Newsletter graphic

This article may contain affiliate links. If you click an affiliate link and buy a product we may receive a small commission which helps support the publication. More information.

  • Paul Jensen

    I cant wait to see what happens at TED.

  • Ian Shook

    Wow. And they don’t want to release their headset design to the public? It sounds pretty great with that FOV and 2k per eye. Not to mention the built-in leap motion. Seems like a decent way for them to make even more money.

    • Chris Blackburn

      Each suit and vr display combo is custom made, each set up would cost many many thousands along with needing the structures for the experience, so it would honestly be not very feasable except for maybe people that make over 100k a year, and thats maybe

      • Ian Shook

        Well I was referring more to just the headset. I think the differences are manageable. Add in the cost of a leap, the the upgraded screens, and you have it. The rest (body suit, portable computer, all that) would be extra or simply not for sale.

        • user

          and another gpu and cpu to run it.

        • Chris Blackburn

          Im not saying i wouldnt love for that to happen, but its probably a caae of the hardware is so intertwined together and custom parts that a normal pc might not be able to pull ot off, without spending over 3-4 grand still, pushing all those pixels, have they said what the fps on it is yet?

          • Sky Castle

            This thing is only running on a 980 graphics card. A desktop can pull off why more power than that ten fold. I have a 980ti card myself and would love to have this hmd over the oculus rift. I agree it will be much more expensive, but we are only in the first generation of hmd. I don’t see this being too far off in our homes.

    • PMental

      It’s probably very price prohibitive for the average consumer.

      • Eric S.

        Obviously this will be sold to laser tag businesses not average consumers.

    • The thing is, if they’re going to sell it; they’ll likely only do B2B and since it’s designed to be very robust, they’ll likely be able to sell if for FAR more than retail would pay. If that combination of FOV/Resolution/Leap was to retail for say $1,200, then they can (and likely would) sell it commercially for something more like $10-$20k. Once they’ve nailed that business down, THEN it would make sense to put the resources in to create a consumer version.

  • Brandon Toy

    Watch. They’re going to have a headset for every TED attendee, and once everyone goes into “The VOID” they will find that there is no log-out button. Then all 1500 TED attendees will be transported to the central hub, where Curtis Hickman will descend from the sky for a special announcement. Calling it now.

    • daniel

      OMG You’re absolutely right XD

    • Ember1

      Sword Art Online–Utah?

  • Sky Castle
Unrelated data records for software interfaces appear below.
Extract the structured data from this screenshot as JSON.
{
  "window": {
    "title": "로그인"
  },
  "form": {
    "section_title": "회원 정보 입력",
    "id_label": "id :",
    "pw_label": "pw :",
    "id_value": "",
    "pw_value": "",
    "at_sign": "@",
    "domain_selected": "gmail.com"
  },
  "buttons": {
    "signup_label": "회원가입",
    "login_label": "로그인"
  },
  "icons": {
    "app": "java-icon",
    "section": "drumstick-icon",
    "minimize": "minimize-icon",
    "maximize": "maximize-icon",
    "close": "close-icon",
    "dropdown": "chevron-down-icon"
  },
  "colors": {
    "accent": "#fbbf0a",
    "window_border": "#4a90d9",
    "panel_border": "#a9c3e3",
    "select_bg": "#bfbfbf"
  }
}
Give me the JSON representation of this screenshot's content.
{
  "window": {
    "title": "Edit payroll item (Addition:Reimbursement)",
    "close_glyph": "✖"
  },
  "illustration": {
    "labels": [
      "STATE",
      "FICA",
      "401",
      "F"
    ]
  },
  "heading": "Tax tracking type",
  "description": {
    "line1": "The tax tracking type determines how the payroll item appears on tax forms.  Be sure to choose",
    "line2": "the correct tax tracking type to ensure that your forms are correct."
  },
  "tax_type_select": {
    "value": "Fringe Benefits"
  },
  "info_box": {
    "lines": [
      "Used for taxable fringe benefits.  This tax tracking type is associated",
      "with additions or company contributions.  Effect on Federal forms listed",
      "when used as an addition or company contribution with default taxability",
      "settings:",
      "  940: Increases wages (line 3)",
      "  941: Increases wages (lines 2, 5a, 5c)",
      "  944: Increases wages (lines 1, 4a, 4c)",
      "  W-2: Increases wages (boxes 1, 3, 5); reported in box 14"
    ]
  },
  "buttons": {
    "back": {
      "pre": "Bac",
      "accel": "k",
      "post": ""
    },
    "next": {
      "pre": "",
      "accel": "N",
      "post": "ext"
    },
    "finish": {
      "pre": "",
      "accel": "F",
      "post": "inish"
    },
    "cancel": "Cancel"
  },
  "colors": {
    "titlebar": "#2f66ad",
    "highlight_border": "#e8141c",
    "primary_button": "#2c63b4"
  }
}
    This is what started Skynet…
    Seriously though I am excited having already experience VR and know what it can do.

  • I’ve been watching The Void for awhile now. I actually had a similar plan to set up basic mockups of a vr scenario within my garage so you could actually touch the virtual objects for full room scale vr. Their idea is insane however, I will definitely have to go experience it once they officially open.

  • Rich Bushell

    As a Beta user who works with many other Beta users, some of whom go through monthly, I’d say the “Rapture” gear is evolving so fast that The VOID would want to wait for the tech to settle a bit before reselling it. In December there was no jacket, we used the older HD headsets and the guns had no haptic feedback. It was amazingly realistic back then and I can’t wait to give the new gear a try. When I read 60min battery life I almost cheered out loud! 2mins in and suspension of disbelief is no longer needed, I can only imagine 40mins in with haptic feedback gear and a warehouse sized stage. I can’t wait to become a season pass holder for one of their progressive fantasy adventures The VOID has planned.